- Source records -
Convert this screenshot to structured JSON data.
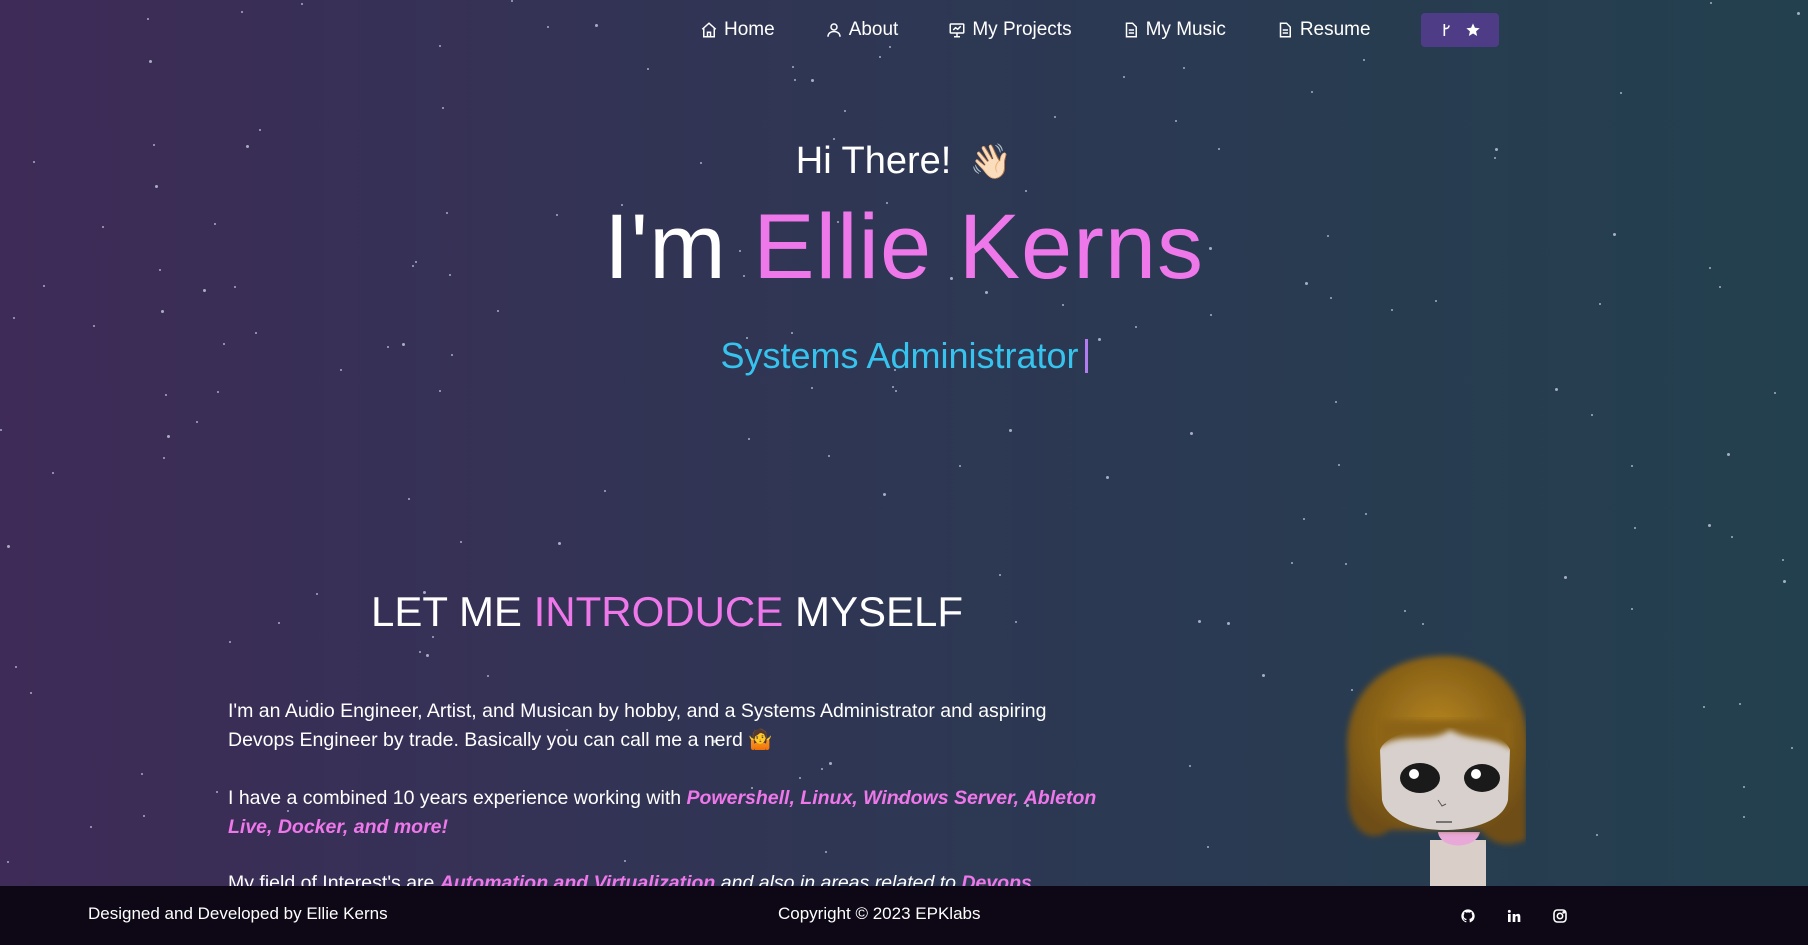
{
  "nav": {
    "items": [
      {
        "label": "Home",
        "icon": "home-icon"
      },
      {
        "label": "About",
        "icon": "user-icon"
      },
      {
        "label": "My Projects",
        "icon": "presentation-icon"
      },
      {
        "label": "My Music",
        "icon": "document-icon"
      },
      {
        "label": "Resume",
        "icon": "document-icon"
      }
    ],
    "repo_button_icons": [
      "git-fork-icon",
      "star-icon"
    ]
  },
  "hero": {
    "greeting": "Hi There!",
    "wave": "👋🏻",
    "name_prefix": "I'm",
    "name": "Ellie Kerns",
    "role": "Systems Administrator"
  },
  "intro": {
    "title_part1": "LET ME",
    "title_highlight": "INTRODUCE",
    "title_part2": "MYSELF",
    "p1": "I'm an Audio Engineer, Artist, and Musican by hobby, and a Systems Administrator and aspiring Devops Engineer by trade. Basically you can call me a nerd",
    "p1_emoji": "🤷",
    "p2_text": "I have a combined 10 years experience working with",
    "p2_highlight": "Powershell, Linux, Windows Server, Ableton Live, Docker, and more!",
    "p3_text": "My field of Interest's are",
    "p3_highlight1": "Automation and Virtualization",
    "p3_mid": "and also in areas related to",
    "p3_highlight2": "Devops"
  },
  "footer": {
    "left": "Designed and Developed by Ellie Kerns",
    "center": "Copyright © 2023 EPKlabs",
    "icons": [
      "github-icon",
      "linkedin-icon",
      "instagram-icon"
    ]
  },
  "colors": {
    "accent_pink": "#ee77ea",
    "accent_blue": "#36c4ef",
    "button_purple": "#4e3d86",
    "footer_bg": "#0d0716"
  }
}
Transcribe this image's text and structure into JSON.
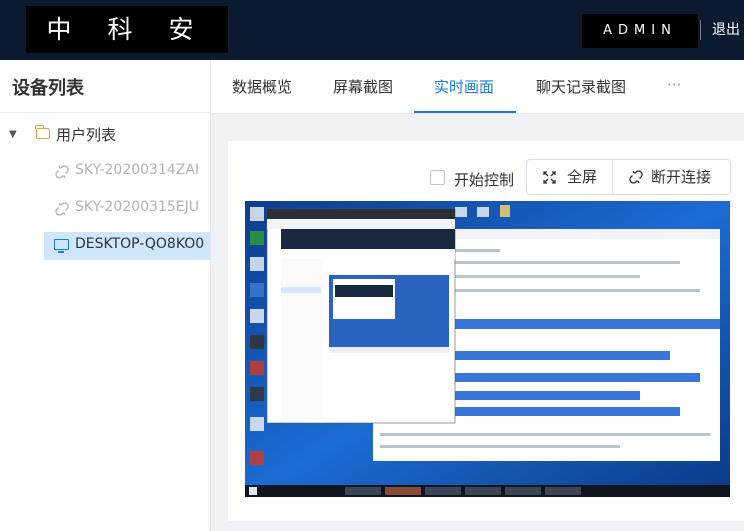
{
  "header": {
    "brand": "中 科 安 企",
    "user": "ADMIN",
    "logout": "退出"
  },
  "sidebar": {
    "title": "设备列表",
    "root": "用户列表",
    "devices": [
      {
        "label": "SKY-20200314ZAI",
        "status": "offline"
      },
      {
        "label": "SKY-20200315EJU",
        "status": "offline"
      },
      {
        "label": "DESKTOP-QO8KO0",
        "status": "online"
      }
    ]
  },
  "tabs": [
    {
      "label": "数据概览"
    },
    {
      "label": "屏幕截图"
    },
    {
      "label": "实时画面"
    },
    {
      "label": "聊天记录截图"
    },
    {
      "label": "···"
    }
  ],
  "active_tab": "实时画面",
  "controls": {
    "start_control": "开始控制",
    "fullscreen": "全屏",
    "disconnect": "断开连接"
  },
  "colors": {
    "header_bg": "#0b1a2e",
    "accent": "#1a7cd6",
    "selected_bg": "#cfe6fb"
  },
  "icons": {
    "fullscreen": "expand-arrows-icon",
    "disconnect": "broken-link-icon",
    "device_offline": "broken-link-icon",
    "device_online": "monitor-icon",
    "root": "folder-icon"
  }
}
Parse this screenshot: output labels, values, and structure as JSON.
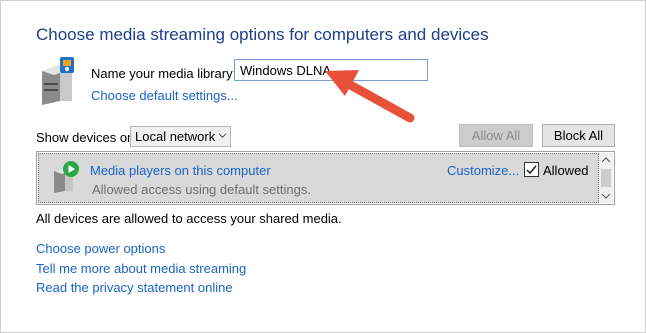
{
  "header": {
    "title": "Choose media streaming options for computers and devices"
  },
  "library": {
    "label": "Name your media library:",
    "value": "Windows DLNA",
    "default_settings_link": "Choose default settings..."
  },
  "devices": {
    "show_label": "Show devices on:",
    "network_selected": "Local network",
    "allow_all_label": "Allow All",
    "block_all_label": "Block All",
    "list": [
      {
        "name": "Media players on this computer",
        "status": "Allowed access using default settings.",
        "customize_label": "Customize...",
        "allowed_label": "Allowed",
        "allowed_checked": true
      }
    ]
  },
  "info_text": "All devices are allowed to access your shared media.",
  "links": {
    "power": "Choose power options",
    "tell_more": "Tell me more about media streaming",
    "privacy": "Read the privacy statement online"
  },
  "icons": {
    "server": "media-server-icon",
    "device": "media-player-device-icon",
    "dropdown": "chevron-down-icon",
    "annotation": "red-arrow-icon"
  },
  "colors": {
    "title": "#1e3e8c",
    "link": "#1a63c7",
    "row_background": "#d9d9d9",
    "annotation_arrow": "#e8503a"
  }
}
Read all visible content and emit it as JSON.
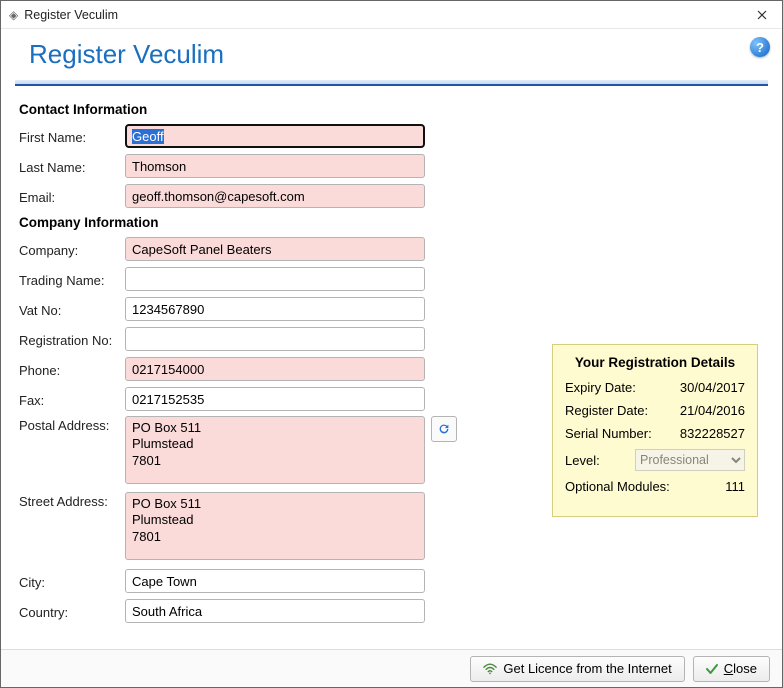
{
  "window": {
    "title": "Register Veculim"
  },
  "header": {
    "title": "Register Veculim"
  },
  "sections": {
    "contact": "Contact Information",
    "company": "Company Information"
  },
  "labels": {
    "firstName": "First Name:",
    "lastName": "Last Name:",
    "email": "Email:",
    "company": "Company:",
    "tradingName": "Trading Name:",
    "vatNo": "Vat No:",
    "regNo": "Registration No:",
    "phone": "Phone:",
    "fax": "Fax:",
    "postal": "Postal Address:",
    "street": "Street Address:",
    "city": "City:",
    "country": "Country:"
  },
  "values": {
    "firstName": "Geoff",
    "lastName": "Thomson",
    "email": "geoff.thomson@capesoft.com",
    "company": "CapeSoft Panel Beaters",
    "tradingName": "",
    "vatNo": "1234567890",
    "regNo": "",
    "phone": "0217154000",
    "fax": "0217152535",
    "postal": "PO Box 511\nPlumstead\n7801",
    "street": "PO Box 511\nPlumstead\n7801",
    "city": "Cape Town",
    "country": "South Africa"
  },
  "details": {
    "title": "Your Registration Details",
    "expiryLabel": "Expiry Date:",
    "expiry": "30/04/2017",
    "registerLabel": "Register Date:",
    "register": "21/04/2016",
    "serialLabel": "Serial Number:",
    "serial": "832228527",
    "levelLabel": "Level:",
    "level": "Professional",
    "optionalLabel": "Optional Modules:",
    "optional": "111"
  },
  "buttons": {
    "getLicence": "Get Licence from the Internet",
    "close": "Close",
    "closePrefix": "C",
    "closeSuffix": "lose"
  }
}
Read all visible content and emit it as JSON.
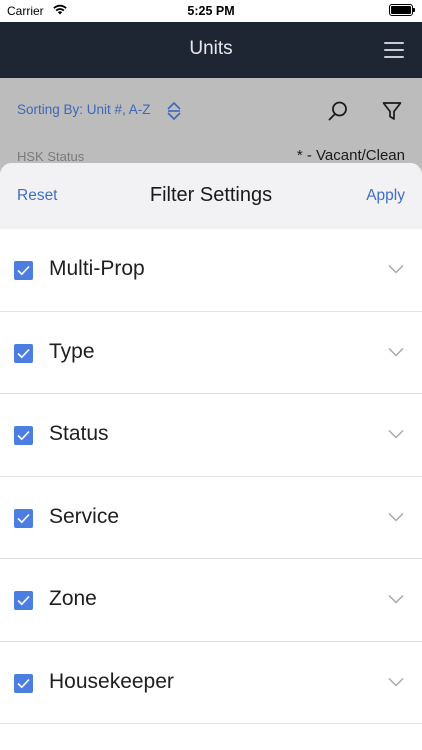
{
  "status_bar": {
    "carrier": "Carrier",
    "time": "5:25 PM",
    "wifi_icon": "wifi-icon",
    "battery_icon": "battery-icon"
  },
  "nav": {
    "title": "Units",
    "menu_icon": "hamburger-menu-icon"
  },
  "background": {
    "sort_label": "Sorting By: Unit #, A-Z",
    "hsk_label": "HSK Status",
    "hsk_value": "* - Vacant/Clean"
  },
  "sheet": {
    "reset_label": "Reset",
    "title": "Filter Settings",
    "apply_label": "Apply",
    "filters": [
      {
        "label": "Multi-Prop",
        "checked": true
      },
      {
        "label": "Type",
        "checked": true
      },
      {
        "label": "Status",
        "checked": true
      },
      {
        "label": "Service",
        "checked": true
      },
      {
        "label": "Zone",
        "checked": true
      },
      {
        "label": "Housekeeper",
        "checked": true
      }
    ]
  },
  "colors": {
    "nav_bg": "#1e2633",
    "accent": "#3d6fc7",
    "checkbox": "#4b7ee0",
    "dim_overlay": "#bcbcbc"
  }
}
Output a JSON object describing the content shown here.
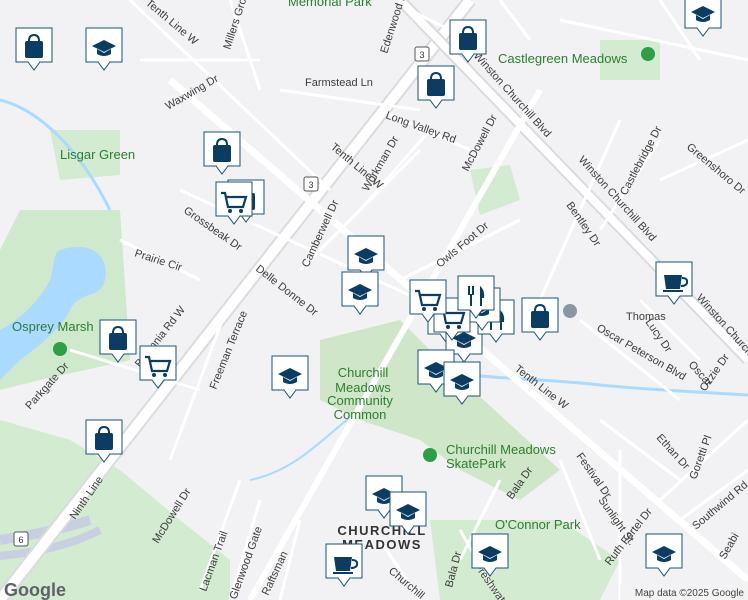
{
  "map": {
    "attribution": "Map data ©2025 Google",
    "logo": "Google",
    "colors": {
      "land": "#f2f2f4",
      "park": "#d3ebd0",
      "water": "#aadaff",
      "road": "#ffffff",
      "arterial": "#d9dbde",
      "pin_fill": "#ffffff",
      "pin_border": "#1a5276",
      "icon": "#0b3d63",
      "park_label": "#2e7d32"
    }
  },
  "places": {
    "memorial_park": "Memorial Park",
    "castlegreen_meadows": "Castlegreen Meadows",
    "lisgar_green": "Lisgar Green",
    "osprey_marsh": "Osprey Marsh",
    "community_common": [
      "Churchill",
      "Meadows",
      "Community",
      "Common"
    ],
    "skatepark": [
      "Churchill Meadows",
      "SkatePark"
    ],
    "oconnor_park": "O'Connor Park",
    "neighbourhood": [
      "CHURCHILL",
      "MEADOWS"
    ]
  },
  "streets": {
    "tenth_line_w_top": "Tenth Line W",
    "millers_grove": "Millers Grove",
    "edenwood_dr": "Edenwood Dr",
    "road_3": "3",
    "farmstead_ln": "Farmstead Ln",
    "waxwing_dr": "Waxwing Dr",
    "long_valley_rd": "Long Valley Rd",
    "mcdowell_dr_ne": "McDowell Dr",
    "winston_churchill_blvd_top": "Winston Churchill Blvd",
    "castlebridge_dr": "Castlebridge Dr",
    "greenshoro_dr": "Greenshoro Dr",
    "workman_dr": "Workman Dr",
    "tenth_line_w_mid": "Tenth Line W",
    "camberwell_dr": "Camberwell Dr",
    "grossbeak_dr": "Grossbeak Dr",
    "prairie_cir": "Prairie Cir",
    "britannia_rd_w": "Britannia Rd W",
    "delle_donne_dr": "Delle Donne Dr",
    "owls_foot_dr": "Owls Foot Dr",
    "bentley_dr": "Bentley Dr",
    "winston_churchill_blvd_right": "Winston Churchill Blvd",
    "thomas": "Thomas",
    "lucy_dr": "Lucy Dr",
    "oscar_peterson_blvd": "Oscar Peterson Blvd",
    "ozzie_dr": "Ozzie Dr",
    "tenth_line_w_low": "Tenth Line W",
    "freeman_terrace": "Freeman Terrace",
    "parkgate_dr": "Parkgate Dr",
    "ethan_dr": "Ethan Dr",
    "goretti_pl": "Goretti Pl",
    "southwind_rd": "Southwind Rd",
    "festival_dr": "Festival Dr",
    "sunlight_st": "Sunlight St.",
    "ruth_fertel_dr": "Ruth Fertel Dr",
    "bala_dr": "Bala Dr",
    "bala_dr_2": "Bala Dr",
    "mcdowell_dr_sw": "McDowell Dr",
    "ninth_line": "Ninth Line",
    "lacman_trail": "Lacman Trail",
    "glenwood_gate": "Glenwood Gate",
    "raftsman": "Raftsman",
    "churchill_low": "Churchill",
    "freshwater": "Freshwater",
    "seabird": "Seabi",
    "road_6": "6",
    "oscar_short": "Oscar"
  },
  "markers": [
    {
      "id": "m1",
      "type": "shopping",
      "label": "shopping-bag-icon"
    },
    {
      "id": "m2",
      "type": "school",
      "label": "school-icon"
    },
    {
      "id": "m3",
      "type": "shopping",
      "label": "shopping-bag-icon"
    },
    {
      "id": "m4",
      "type": "shopping",
      "label": "shopping-bag-icon"
    },
    {
      "id": "m5",
      "type": "school",
      "label": "school-icon"
    },
    {
      "id": "m6",
      "type": "shopping",
      "label": "shopping-bag-icon"
    },
    {
      "id": "m7",
      "type": "shopping",
      "label": "shopping-bag-icon"
    },
    {
      "id": "m8",
      "type": "grocery",
      "label": "shopping-cart-icon"
    },
    {
      "id": "m9",
      "type": "school",
      "label": "school-icon"
    },
    {
      "id": "m10",
      "type": "school",
      "label": "school-icon"
    },
    {
      "id": "m11",
      "type": "grocery",
      "label": "shopping-cart-icon"
    },
    {
      "id": "m12",
      "type": "restaurant",
      "label": "restaurant-icon"
    },
    {
      "id": "m13",
      "type": "cafe",
      "label": "coffee-cup-icon"
    },
    {
      "id": "m14",
      "type": "shopping",
      "label": "shopping-bag-icon"
    },
    {
      "id": "m15",
      "type": "grocery",
      "label": "shopping-cart-icon"
    },
    {
      "id": "m16",
      "type": "shopping",
      "label": "shopping-bag-icon"
    },
    {
      "id": "m17",
      "type": "school",
      "label": "school-icon"
    },
    {
      "id": "m18",
      "type": "school",
      "label": "school-icon"
    },
    {
      "id": "m19",
      "type": "school",
      "label": "school-icon"
    },
    {
      "id": "m20",
      "type": "shopping",
      "label": "shopping-bag-icon"
    },
    {
      "id": "m21",
      "type": "school",
      "label": "school-icon"
    },
    {
      "id": "m22",
      "type": "school",
      "label": "school-icon"
    },
    {
      "id": "m23",
      "type": "cafe",
      "label": "coffee-cup-icon"
    },
    {
      "id": "m24",
      "type": "school",
      "label": "school-icon"
    },
    {
      "id": "m25",
      "type": "school",
      "label": "school-icon"
    }
  ]
}
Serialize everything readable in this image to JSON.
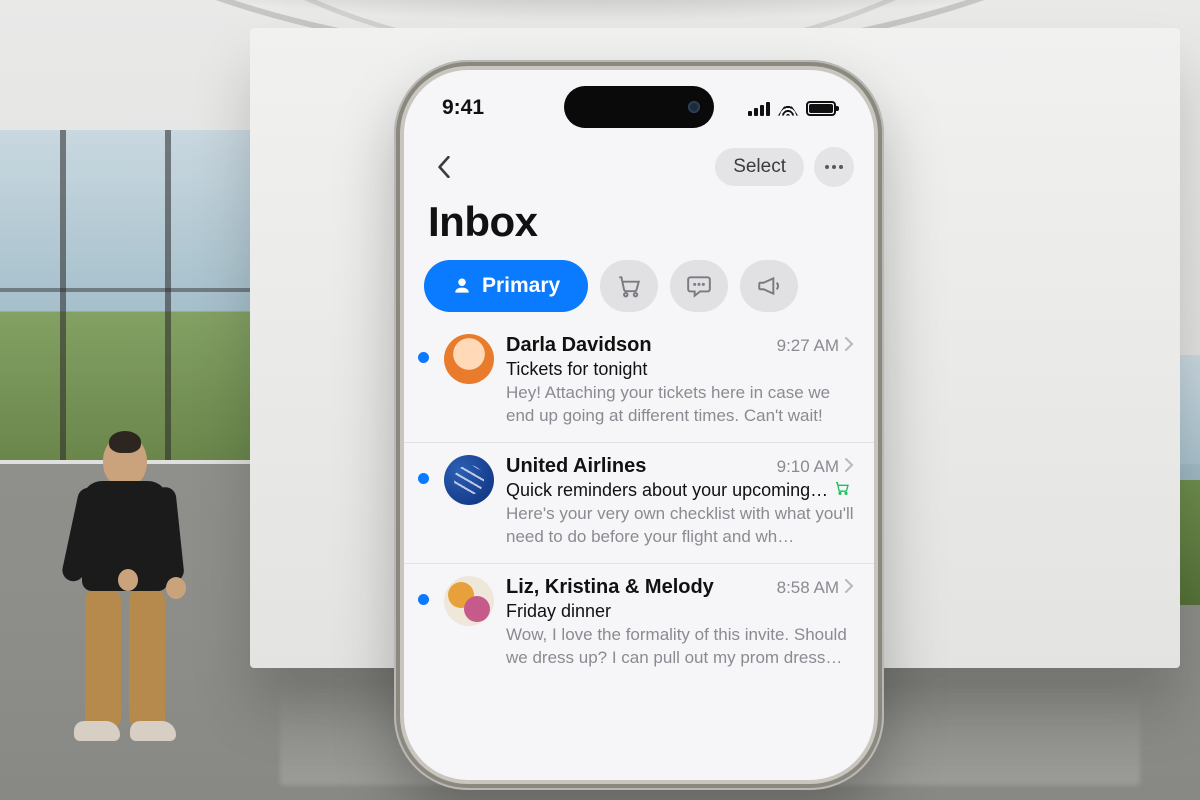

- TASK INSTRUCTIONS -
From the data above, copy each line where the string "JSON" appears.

- RESULT OF THIS TASK -
Convert this screenshot to structured JSON data.
Transcribe this image's text and structure into JSON.
Parse this screenshot: output labels, values, and structure as JSON.
Read all visible content and emit it as JSON.
Read all visible content and emit it as JSON.
Output a JSON object describing the content shown here.
Serialize everything readable in this image to JSON.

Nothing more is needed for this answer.